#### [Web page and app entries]
- - -
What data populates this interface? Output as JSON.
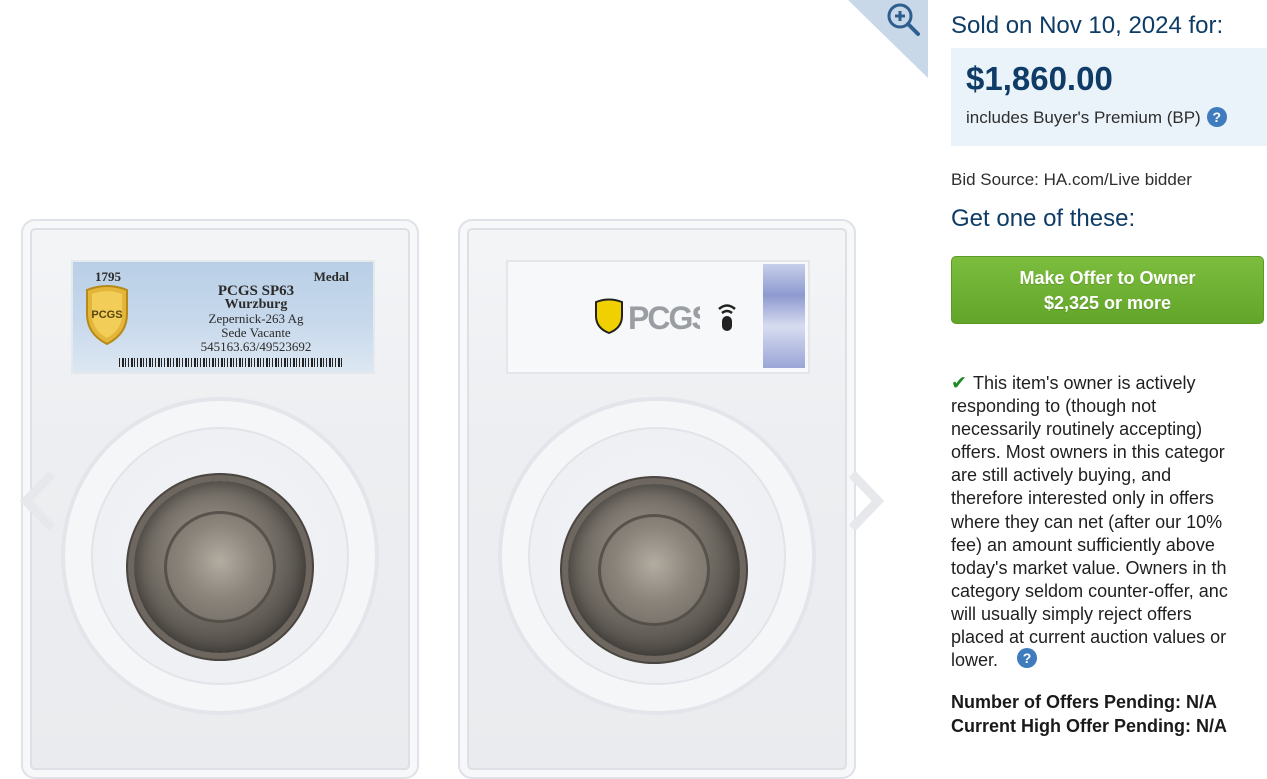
{
  "gallery": {
    "front_label": {
      "year": "1795",
      "type": "Medal",
      "grade": "PCGS SP63",
      "city": "Wurzburg",
      "reference": "Zepernick-263 Ag",
      "description": "Sede Vacante",
      "cert": "545163.63/49523692"
    },
    "logo_text": "PCGS",
    "icons": {
      "zoom": "zoom-in-icon",
      "prev": "chevron-left-icon",
      "next": "chevron-right-icon",
      "shield": "pcgs-shield-icon",
      "nfc": "nfc-chip-icon",
      "hologram": "hologram-icon"
    }
  },
  "panel": {
    "sold_line": "Sold on Nov 10, 2024 for:",
    "price": "$1,860.00",
    "bp_text": "includes Buyer's Premium (BP)",
    "help_glyph": "?",
    "bid_source": "Bid Source: HA.com/Live bidder",
    "get_one": "Get one of these:",
    "offer_button": {
      "line1": "Make Offer to Owner",
      "line2": "$2,325 or more"
    },
    "owner_lines": [
      "This item's owner is actively",
      "responding to (though not",
      "necessarily routinely accepting)",
      "offers. Most owners in this categor",
      "are still actively buying, and",
      "therefore interested only in offers",
      "where they can net (after our 10%",
      "fee) an amount sufficiently above",
      "today's market value. Owners in th",
      "category seldom counter-offer, anc",
      "will usually simply reject offers",
      "placed at current auction values or",
      "lower."
    ],
    "offers_pending": "Number of Offers Pending: N/A",
    "high_offer": "Current High Offer Pending: N/A"
  },
  "colors": {
    "heading": "#0f3c66",
    "price_bg": "#eaf2fa",
    "button_green": "#6aac2f",
    "help_blue": "#3f7cbd",
    "check_green": "#1f8a26"
  }
}
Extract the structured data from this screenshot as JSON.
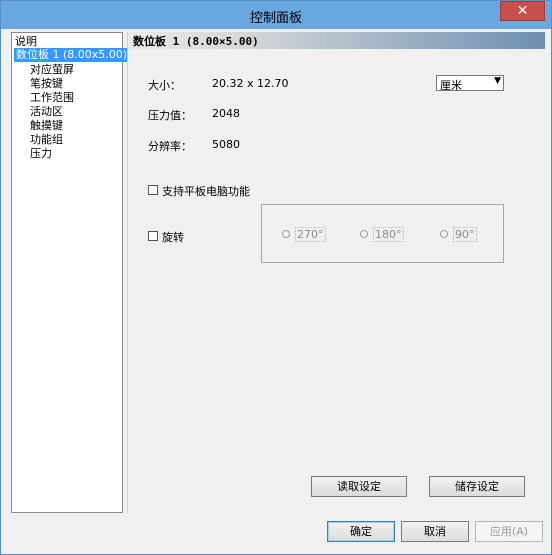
{
  "window": {
    "title": "控制面板",
    "close_label": "✕"
  },
  "tree": {
    "items": [
      {
        "label": "说明",
        "selected": false,
        "level": 0
      },
      {
        "label": "数位板  1 (8.00x5.00)",
        "selected": true,
        "level": 0
      },
      {
        "label": "对应萤屏",
        "selected": false,
        "level": 1
      },
      {
        "label": "笔按键",
        "selected": false,
        "level": 1
      },
      {
        "label": "工作范围",
        "selected": false,
        "level": 1
      },
      {
        "label": "活动区",
        "selected": false,
        "level": 1
      },
      {
        "label": "触摸键",
        "selected": false,
        "level": 1
      },
      {
        "label": "功能组",
        "selected": false,
        "level": 1
      },
      {
        "label": "压力",
        "selected": false,
        "level": 1
      }
    ]
  },
  "panel": {
    "header": "数位板  1 (8.00×5.00)",
    "size_label": "大小：",
    "size_value": "20.32 x 12.70",
    "unit_select": "厘米",
    "pressure_label": "压力值：",
    "pressure_value": "2048",
    "resolution_label": "分辨率：",
    "resolution_value": "5080",
    "tablet_pc_label": "支持平板电脑功能",
    "rotate_label": "旋转",
    "rotations": [
      "270°",
      "180°",
      "90°"
    ],
    "read_button": "读取设定",
    "save_button": "储存设定"
  },
  "footer": {
    "ok": "确定",
    "cancel": "取消",
    "apply": "应用(A)"
  }
}
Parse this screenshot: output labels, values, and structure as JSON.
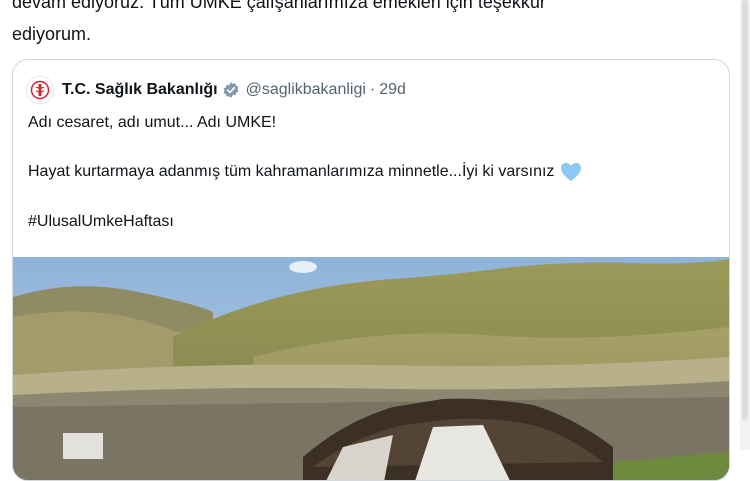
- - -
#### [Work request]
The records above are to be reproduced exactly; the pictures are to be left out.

#### [Response to this exercise]
What data populates this interface? Output as JSON.
{
  "gallery": {
    "front_label": {
      "year": "1795",
      "type": "Medal",
      "grade": "PCGS SP63",
      "city": "Wurzburg",
      "reference": "Zepernick-263 Ag",
      "description": "Sede Vacante",
      "cert": "545163.63/49523692"
    },
    "logo_text": "PCGS",
    "icons": {
      "zoom": "zoom-in-icon",
      "prev": "chevron-left-icon",
      "next": "chevron-right-icon",
      "shield": "pcgs-shield-icon",
      "nfc": "nfc-chip-icon",
      "hologram": "hologram-icon"
    }
  },
  "panel": {
    "sold_line": "Sold on Nov 10, 2024 for:",
    "price": "$1,860.00",
    "bp_text": "includes Buyer's Premium (BP)",
    "help_glyph": "?",
    "bid_source": "Bid Source: HA.com/Live bidder",
    "get_one": "Get one of these:",
    "offer_button": {
      "line1": "Make Offer to Owner",
      "line2": "$2,325 or more"
    },
    "owner_lines": [
      "This item's owner is actively",
      "responding to (though not",
      "necessarily routinely accepting)",
      "offers. Most owners in this categor",
      "are still actively buying, and",
      "therefore interested only in offers",
      "where they can net (after our 10%",
      "fee) an amount sufficiently above",
      "today's market value. Owners in th",
      "category seldom counter-offer, anc",
      "will usually simply reject offers",
      "placed at current auction values or",
      "lower."
    ],
    "offers_pending": "Number of Offers Pending: N/A",
    "high_offer": "Current High Offer Pending: N/A"
  },
  "colors": {
    "heading": "#0f3c66",
    "price_bg": "#eaf2fa",
    "button_green": "#6aac2f",
    "help_blue": "#3f7cbd",
    "check_green": "#1f8a26"
  }
}
Extract the structured data from this screenshot as JSON.
{
  "window": {
    "title": "控制面板",
    "close_label": "✕"
  },
  "tree": {
    "items": [
      {
        "label": "说明",
        "selected": false,
        "level": 0
      },
      {
        "label": "数位板  1 (8.00x5.00)",
        "selected": true,
        "level": 0
      },
      {
        "label": "对应萤屏",
        "selected": false,
        "level": 1
      },
      {
        "label": "笔按键",
        "selected": false,
        "level": 1
      },
      {
        "label": "工作范围",
        "selected": false,
        "level": 1
      },
      {
        "label": "活动区",
        "selected": false,
        "level": 1
      },
      {
        "label": "触摸键",
        "selected": false,
        "level": 1
      },
      {
        "label": "功能组",
        "selected": false,
        "level": 1
      },
      {
        "label": "压力",
        "selected": false,
        "level": 1
      }
    ]
  },
  "panel": {
    "header": "数位板  1 (8.00×5.00)",
    "size_label": "大小：",
    "size_value": "20.32 x 12.70",
    "unit_select": "厘米",
    "pressure_label": "压力值：",
    "pressure_value": "2048",
    "resolution_label": "分辨率：",
    "resolution_value": "5080",
    "tablet_pc_label": "支持平板电脑功能",
    "rotate_label": "旋转",
    "rotations": [
      "270°",
      "180°",
      "90°"
    ],
    "read_button": "读取设定",
    "save_button": "储存设定"
  },
  "footer": {
    "ok": "确定",
    "cancel": "取消",
    "apply": "应用(A)"
  }
}
Parse this screenshot: output labels, values, and structure as JSON.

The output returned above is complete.